What this task involves
Check every line of the entries below for the word "Materia". Then give the number of lines that have it, with nothing added.

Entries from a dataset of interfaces
+++
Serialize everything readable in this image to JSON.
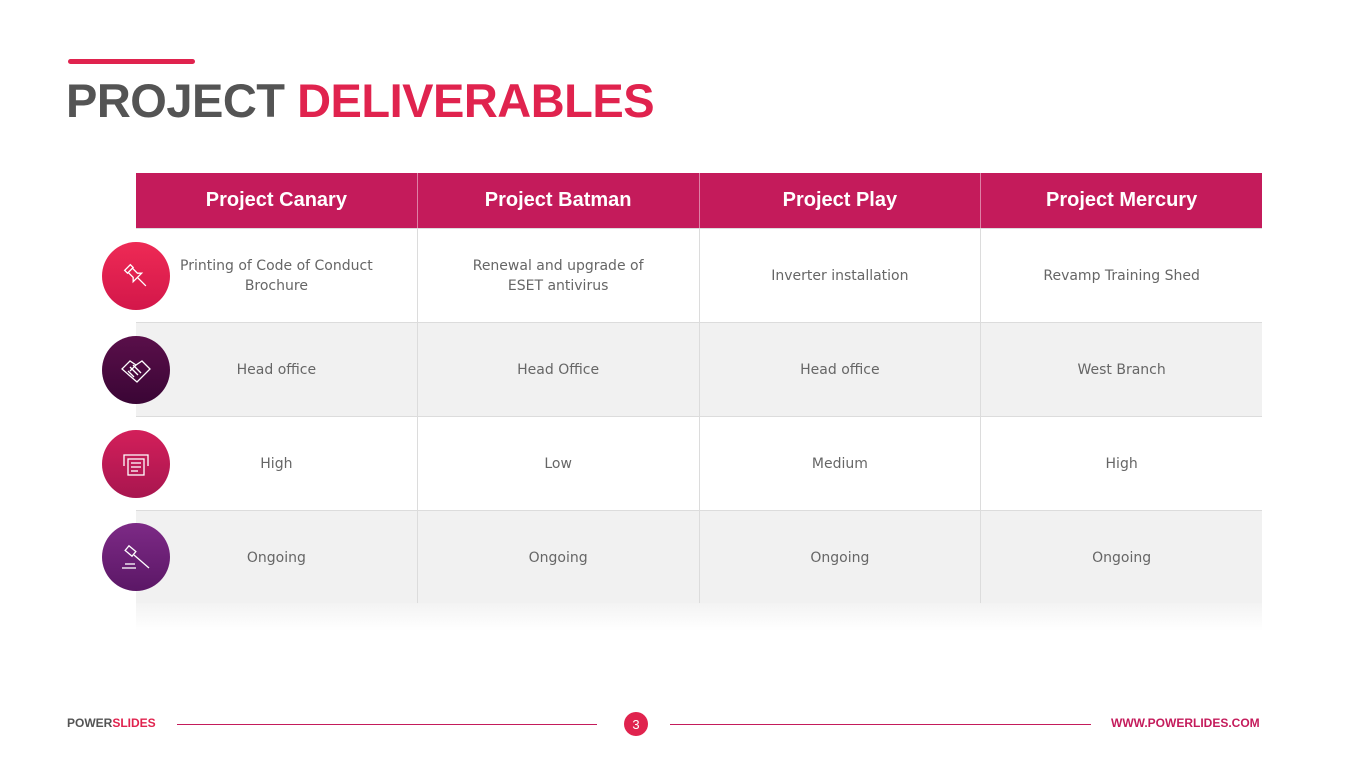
{
  "title": {
    "part1": "PROJECT",
    "part2": "DELIVERABLES"
  },
  "table": {
    "headers": [
      "Project Canary",
      "Project Batman",
      "Project Play",
      "Project Mercury"
    ],
    "rows": [
      {
        "icon": "pushpin-icon",
        "cells": [
          "Printing of Code of Conduct Brochure",
          "Renewal and upgrade of ESET antivirus",
          "Inverter installation",
          "Revamp Training Shed"
        ]
      },
      {
        "icon": "handshake-icon",
        "cells": [
          "Head office",
          "Head Office",
          "Head office",
          "West Branch"
        ]
      },
      {
        "icon": "printer-document-icon",
        "cells": [
          "High",
          "Low",
          "Medium",
          "High"
        ]
      },
      {
        "icon": "gavel-icon",
        "cells": [
          "Ongoing",
          "Ongoing",
          "Ongoing",
          "Ongoing"
        ]
      }
    ]
  },
  "footer": {
    "brand_part1": "POWER",
    "brand_part2": "SLIDES",
    "page_number": "3",
    "url": "WWW.POWERLIDES.COM"
  },
  "colors": {
    "accent": "#e0234e",
    "header": "#c41b5b",
    "title_gray": "#545454"
  }
}
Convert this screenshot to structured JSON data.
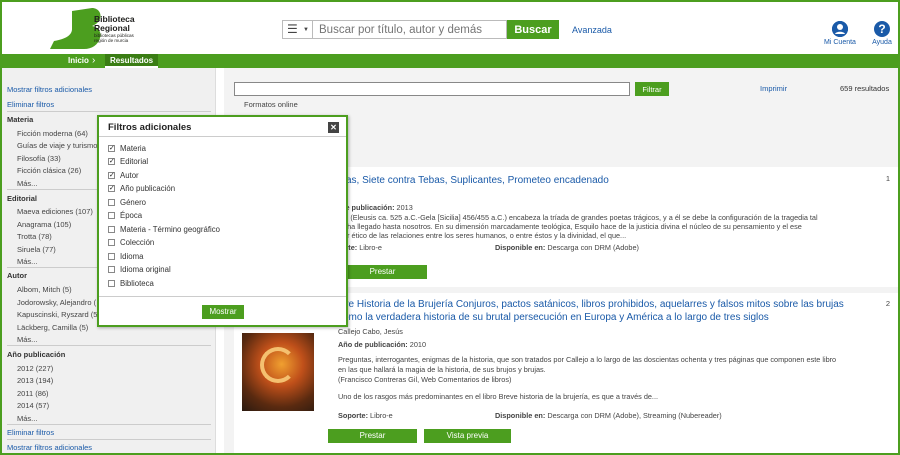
{
  "header": {
    "logo_title_1": "Biblioteca",
    "logo_title_2": "Regional",
    "logo_sub_1": "bibliotecas públicas",
    "logo_sub_2": "región de murcia",
    "search_placeholder": "Buscar por título, autor y demás",
    "search_button": "Buscar",
    "advanced_link": "Avanzada",
    "account_label": "Mi Cuenta",
    "help_label": "Ayuda"
  },
  "nav": {
    "home": "Inicio",
    "results": "Resultados"
  },
  "sidebar": {
    "more_filters_top": "Mostrar filtros adicionales",
    "remove_filters_top": "Eliminar filtros",
    "sections": [
      {
        "heading": "Materia",
        "items": [
          "Ficción moderna (64)",
          "Guías de viaje y turismo",
          "Filosofía (33)",
          "Ficción clásica (26)",
          "Más..."
        ]
      },
      {
        "heading": "Editorial",
        "items": [
          "Maeva ediciones (107)",
          "Anagrama (105)",
          "Trotta (78)",
          "Siruela (77)",
          "Más..."
        ]
      },
      {
        "heading": "Autor",
        "items": [
          "Albom, Mitch (5)",
          "Jodorowsky, Alejandro (",
          "Kapuscinski, Ryszard (5",
          "Läckberg, Camilla (5)",
          "Más..."
        ]
      },
      {
        "heading": "Año publicación",
        "items": [
          "2012 (227)",
          "2013 (194)",
          "2011 (86)",
          "2014 (57)",
          "Más..."
        ]
      }
    ],
    "remove_filters_bottom": "Eliminar filtros",
    "more_filters_bottom": "Mostrar filtros adicionales"
  },
  "main": {
    "filter_button": "Filtrar",
    "print_link": "Imprimir",
    "results_count": "659 resultados",
    "formats_label": "Formatos online",
    "results": [
      {
        "number": "1",
        "title": "sas, Siete contra Tebas, Suplicantes, Prometeo encadenado",
        "author": "ilo",
        "year_label": "de publicación:",
        "year": "2013",
        "desc_1": "ilo (Eleusis ca. 525 a.C.-Gela [Sicilia] 456/455 a.C.) encabeza la tríada de grandes poetas trágicos, y a él se debe la configuración de la tragedia tal",
        "desc_2": "a ha llegado hasta nosotros. En su dimensión marcadamente teológica, Esquilo hace de la justicia divina el núcleo de su pensamiento y el ese",
        "desc_3": "ter ético de las relaciones entre los seres humanos, o entre éstos y la divinidad, el que...",
        "support_label": "orte:",
        "support": "Libro-e",
        "avail_label": "Disponible en:",
        "avail": "Descarga con DRM (Adobe)",
        "borrow": "Prestar"
      },
      {
        "number": "2",
        "title_1": "eve Historia de la Brujería Conjuros, pactos satánicos, libros prohibidos, aquelarres y falsos mitos sobre las brujas",
        "title_2": "como la verdadera historia de su brutal persecución en Europa y América a lo largo de tres siglos",
        "author": "Callejo Cabo, Jesús",
        "year_label": "Año de publicación:",
        "year": "2010",
        "desc_1": "Preguntas, interrogantes, enigmas de la historia, que son tratados por Callejo a lo largo de las doscientas ochenta y tres páginas que componen este libro",
        "desc_2": "en las que hallará la magia de la historia, de sus brujos y brujas.",
        "desc_3": "(Francisco Contreras Gil, Web Comentarios de libros)",
        "desc_4": "Uno de los rasgos más predominantes en el libro Breve historia de la brujería, es que a través de...",
        "support_label": "Soporte:",
        "support": "Libro-e",
        "avail_label": "Disponible en:",
        "avail": "Descarga con DRM (Adobe), Streaming (Nubereader)",
        "borrow": "Prestar",
        "preview": "Vista previa"
      }
    ]
  },
  "modal": {
    "title": "Filtros adicionales",
    "close": "✕",
    "options": [
      {
        "label": "Materia",
        "checked": true
      },
      {
        "label": "Editorial",
        "checked": true
      },
      {
        "label": "Autor",
        "checked": true
      },
      {
        "label": "Año publicación",
        "checked": true
      },
      {
        "label": "Género",
        "checked": false
      },
      {
        "label": "Época",
        "checked": false
      },
      {
        "label": "Materia - Término geográfico",
        "checked": false
      },
      {
        "label": "Colección",
        "checked": false
      },
      {
        "label": "Idioma",
        "checked": false
      },
      {
        "label": "Idioma original",
        "checked": false
      },
      {
        "label": "Biblioteca",
        "checked": false
      }
    ],
    "show_button": "Mostrar"
  },
  "colors": {
    "accent": "#4c9e1f",
    "link": "#1a5aa8"
  }
}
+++
Output for this task
3